→ **Task requirements**: What you give back should match the listing word for word.
[Exercise data]
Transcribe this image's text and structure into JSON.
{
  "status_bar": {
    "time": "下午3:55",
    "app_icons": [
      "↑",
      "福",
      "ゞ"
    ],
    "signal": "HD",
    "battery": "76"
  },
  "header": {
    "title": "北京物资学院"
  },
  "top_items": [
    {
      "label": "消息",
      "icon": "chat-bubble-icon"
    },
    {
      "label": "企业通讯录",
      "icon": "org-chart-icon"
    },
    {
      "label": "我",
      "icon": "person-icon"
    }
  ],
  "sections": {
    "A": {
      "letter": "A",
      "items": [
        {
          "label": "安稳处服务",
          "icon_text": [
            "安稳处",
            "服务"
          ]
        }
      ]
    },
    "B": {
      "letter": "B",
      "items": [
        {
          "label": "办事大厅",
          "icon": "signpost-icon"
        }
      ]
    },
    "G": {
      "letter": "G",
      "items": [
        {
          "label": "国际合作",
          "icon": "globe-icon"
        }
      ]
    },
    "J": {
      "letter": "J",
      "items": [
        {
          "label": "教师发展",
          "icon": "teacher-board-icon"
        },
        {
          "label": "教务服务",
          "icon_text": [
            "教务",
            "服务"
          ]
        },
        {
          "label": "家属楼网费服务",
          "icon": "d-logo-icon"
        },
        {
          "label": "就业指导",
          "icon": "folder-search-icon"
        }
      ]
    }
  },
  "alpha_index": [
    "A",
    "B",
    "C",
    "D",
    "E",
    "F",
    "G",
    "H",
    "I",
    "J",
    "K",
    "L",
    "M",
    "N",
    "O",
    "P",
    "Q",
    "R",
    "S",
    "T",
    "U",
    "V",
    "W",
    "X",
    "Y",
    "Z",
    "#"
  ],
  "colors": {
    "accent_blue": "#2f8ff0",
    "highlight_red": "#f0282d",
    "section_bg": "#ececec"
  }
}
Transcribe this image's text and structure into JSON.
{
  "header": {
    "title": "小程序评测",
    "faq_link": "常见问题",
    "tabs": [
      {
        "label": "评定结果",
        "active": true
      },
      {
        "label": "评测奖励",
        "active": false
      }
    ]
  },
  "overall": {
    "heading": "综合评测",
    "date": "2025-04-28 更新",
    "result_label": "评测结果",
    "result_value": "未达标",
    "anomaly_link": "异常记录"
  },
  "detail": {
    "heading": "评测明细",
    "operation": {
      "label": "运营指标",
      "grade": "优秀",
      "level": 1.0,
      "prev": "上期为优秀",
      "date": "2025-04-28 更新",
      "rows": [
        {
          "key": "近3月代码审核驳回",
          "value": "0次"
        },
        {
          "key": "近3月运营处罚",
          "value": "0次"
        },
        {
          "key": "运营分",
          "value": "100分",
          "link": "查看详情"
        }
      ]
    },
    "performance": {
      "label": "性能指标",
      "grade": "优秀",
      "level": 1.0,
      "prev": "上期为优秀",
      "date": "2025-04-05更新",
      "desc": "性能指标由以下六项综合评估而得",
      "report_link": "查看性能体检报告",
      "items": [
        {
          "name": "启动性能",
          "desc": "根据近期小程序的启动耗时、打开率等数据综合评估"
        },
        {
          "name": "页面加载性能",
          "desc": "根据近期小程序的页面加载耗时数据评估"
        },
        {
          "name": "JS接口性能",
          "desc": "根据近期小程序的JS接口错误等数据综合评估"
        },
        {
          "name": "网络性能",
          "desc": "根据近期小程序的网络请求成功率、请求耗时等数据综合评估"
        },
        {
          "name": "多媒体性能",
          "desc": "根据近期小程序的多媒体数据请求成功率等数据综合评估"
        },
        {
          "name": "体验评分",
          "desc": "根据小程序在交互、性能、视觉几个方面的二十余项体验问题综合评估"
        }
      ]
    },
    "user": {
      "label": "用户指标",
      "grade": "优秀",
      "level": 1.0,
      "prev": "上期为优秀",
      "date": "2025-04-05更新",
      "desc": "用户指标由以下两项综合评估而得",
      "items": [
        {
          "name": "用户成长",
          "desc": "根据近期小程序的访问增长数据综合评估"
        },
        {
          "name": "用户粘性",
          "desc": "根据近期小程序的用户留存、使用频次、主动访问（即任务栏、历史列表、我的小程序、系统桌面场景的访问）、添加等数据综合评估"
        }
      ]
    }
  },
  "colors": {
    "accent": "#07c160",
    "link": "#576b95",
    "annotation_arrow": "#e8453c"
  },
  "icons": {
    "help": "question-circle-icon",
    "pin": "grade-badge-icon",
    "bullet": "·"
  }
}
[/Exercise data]
→ **Exercise answer**:
Transcribe this image's text and structure into JSON.
{
  "status_bar": {
    "time": "下午3:55",
    "app_icons": [
      "↑",
      "福",
      "ゞ"
    ],
    "signal": "HD",
    "battery": "76"
  },
  "header": {
    "title": "北京物资学院"
  },
  "top_items": [
    {
      "label": "消息",
      "icon": "chat-bubble-icon"
    },
    {
      "label": "企业通讯录",
      "icon": "org-chart-icon"
    },
    {
      "label": "我",
      "icon": "person-icon"
    }
  ],
  "sections": {
    "A": {
      "letter": "A",
      "items": [
        {
          "label": "安稳处服务",
          "icon_text": [
            "安稳处",
            "服务"
          ]
        }
      ]
    },
    "B": {
      "letter": "B",
      "items": [
        {
          "label": "办事大厅",
          "icon": "signpost-icon"
        }
      ]
    },
    "G": {
      "letter": "G",
      "items": [
        {
          "label": "国际合作",
          "icon": "globe-icon"
        }
      ]
    },
    "J": {
      "letter": "J",
      "items": [
        {
          "label": "教师发展",
          "icon": "teacher-board-icon"
        },
        {
          "label": "教务服务",
          "icon_text": [
            "教务",
            "服务"
          ]
        },
        {
          "label": "家属楼网费服务",
          "icon": "d-logo-icon"
        },
        {
          "label": "就业指导",
          "icon": "folder-search-icon"
        }
      ]
    }
  },
  "alpha_index": [
    "A",
    "B",
    "C",
    "D",
    "E",
    "F",
    "G",
    "H",
    "I",
    "J",
    "K",
    "L",
    "M",
    "N",
    "O",
    "P",
    "Q",
    "R",
    "S",
    "T",
    "U",
    "V",
    "W",
    "X",
    "Y",
    "Z",
    "#"
  ],
  "colors": {
    "accent_blue": "#2f8ff0",
    "highlight_red": "#f0282d",
    "section_bg": "#ececec"
  }
}
Transcribe this image's text and structure into JSON.
{
  "header": {
    "title": "小程序评测",
    "faq_link": "常见问题",
    "tabs": [
      {
        "label": "评定结果",
        "active": true
      },
      {
        "label": "评测奖励",
        "active": false
      }
    ]
  },
  "overall": {
    "heading": "综合评测",
    "date": "2025-04-28 更新",
    "result_label": "评测结果",
    "result_value": "未达标",
    "anomaly_link": "异常记录"
  },
  "detail": {
    "heading": "评测明细",
    "operation": {
      "label": "运营指标",
      "grade": "优秀",
      "level": 1.0,
      "prev": "上期为优秀",
      "date": "2025-04-28 更新",
      "rows": [
        {
          "key": "近3月代码审核驳回",
          "value": "0次"
        },
        {
          "key": "近3月运营处罚",
          "value": "0次"
        },
        {
          "key": "运营分",
          "value": "100分",
          "link": "查看详情"
        }
      ]
    },
    "performance": {
      "label": "性能指标",
      "grade": "优秀",
      "level": 1.0,
      "prev": "上期为优秀",
      "date": "2025-04-05更新",
      "desc": "性能指标由以下六项综合评估而得",
      "report_link": "查看性能体检报告",
      "items": [
        {
          "name": "启动性能",
          "desc": "根据近期小程序的启动耗时、打开率等数据综合评估"
        },
        {
          "name": "页面加载性能",
          "desc": "根据近期小程序的页面加载耗时数据评估"
        },
        {
          "name": "JS接口性能",
          "desc": "根据近期小程序的JS接口错误等数据综合评估"
        },
        {
          "name": "网络性能",
          "desc": "根据近期小程序的网络请求成功率、请求耗时等数据综合评估"
        },
        {
          "name": "多媒体性能",
          "desc": "根据近期小程序的多媒体数据请求成功率等数据综合评估"
        },
        {
          "name": "体验评分",
          "desc": "根据小程序在交互、性能、视觉几个方面的二十余项体验问题综合评估"
        }
      ]
    },
    "user": {
      "label": "用户指标",
      "grade": "优秀",
      "level": 1.0,
      "prev": "上期为优秀",
      "date": "2025-04-05更新",
      "desc": "用户指标由以下两项综合评估而得",
      "items": [
        {
          "name": "用户成长",
          "desc": "根据近期小程序的访问增长数据综合评估"
        },
        {
          "name": "用户粘性",
          "desc": "根据近期小程序的用户留存、使用频次、主动访问（即任务栏、历史列表、我的小程序、系统桌面场景的访问）、添加等数据综合评估"
        }
      ]
    }
  },
  "colors": {
    "accent": "#07c160",
    "link": "#576b95",
    "annotation_arrow": "#e8453c"
  },
  "icons": {
    "help": "question-circle-icon",
    "pin": "grade-badge-icon",
    "bullet": "·"
  }
}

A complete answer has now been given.